HIV programmes that are not Eurocentric
Programmes that are free from discrimination and marginalisation
If you consult Wikipedia, and simplify the term "feminism" to a very basic level of understanding, you learn that it is an umbrella term for a number of different movements that advocate for "equal rights, human dignity and self-determination for all people of all genders, and against sexism".
Global public health is still dominated by a Eurocentric perspective in which men call the shots. Women are underrepresented in the field, as are non-Western ideas of what a public health system could be. Likewise, feminism is traded as a Western invention - or achievement, as the case may be. First of all, this says nothing more than that there was a group of people with enough power and opportunity to claim feminism for themselves and assign it an origin: a thoroughly colonial practice. It says nothing about how feminism came to be and how it is lived and experienced. It is the power over the narrative that counts.
Numerous societies that were traditionally matriarchal before feminism even became a term do not feature at all in feminist historiography, nor do they have a word to say in that history. This, of course, has implications for the lives and treatment of non-white women infected with HIV, suffering from AIDS, or that are otherwise affected by it.
So what might decolonising global health mean? What do women worldwide living with HIV need in order to be treated appropriately? To answer these questions, one must first acknowledge that women affected by HIV are not a homogeneous group. Skin colour, origin, social affiliation, language, sexual orientation, sexual identity and many more are intertwined factors that need to be named and taken into account when it comes to providing needs-based services. Differences must be recognised and be set as the basis for policies. This requires intersectional services. Even if all those affected are confronted with the same health problem, there are very different factors that determine how they deal with it and their needs.

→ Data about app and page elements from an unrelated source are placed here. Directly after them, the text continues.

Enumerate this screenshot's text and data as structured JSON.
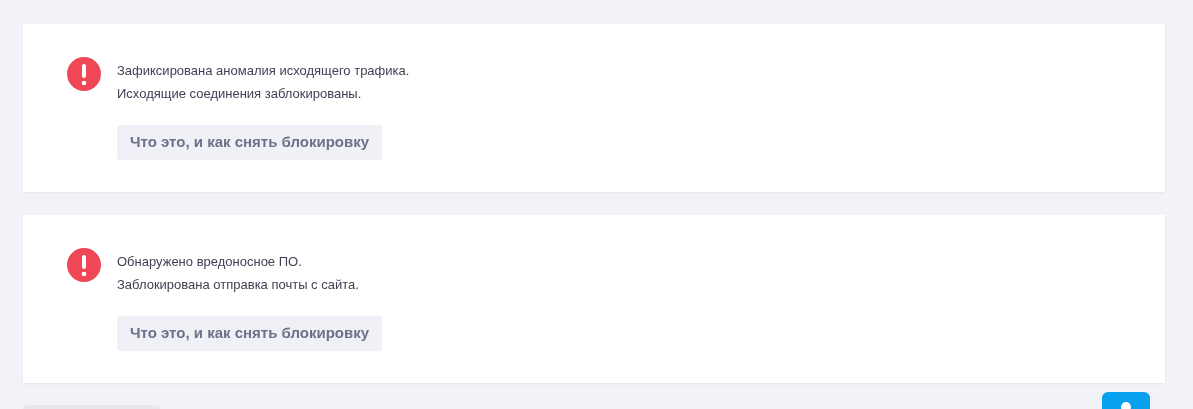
{
  "alerts": [
    {
      "lines": [
        "Зафиксирована аномалия исходящего трафика.",
        "Исходящие соединения заблокированы."
      ],
      "button": "Что это, и как снять блокировку"
    },
    {
      "lines": [
        "Обнаружено вредоносное ПО.",
        "Заблокирована отправка почты с сайта."
      ],
      "button": "Что это, и как снять блокировку"
    }
  ]
}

Barriers to access must be removed, participation must be built up and forms of knowledge that exist beyond the Western academic system must be recognised. Access to the dominant knowledge systems must be made possible, because the chance of education is still largely determined by origin. Women worldwide need access to medical therapies, to birth control, they must be able to live their sexuality freely, their dignity and self-determination must be respected.
This means not only providing affected women from all parts of the world with programmes, but also empowering and supporting them to develop as many of their own to address policies and problems.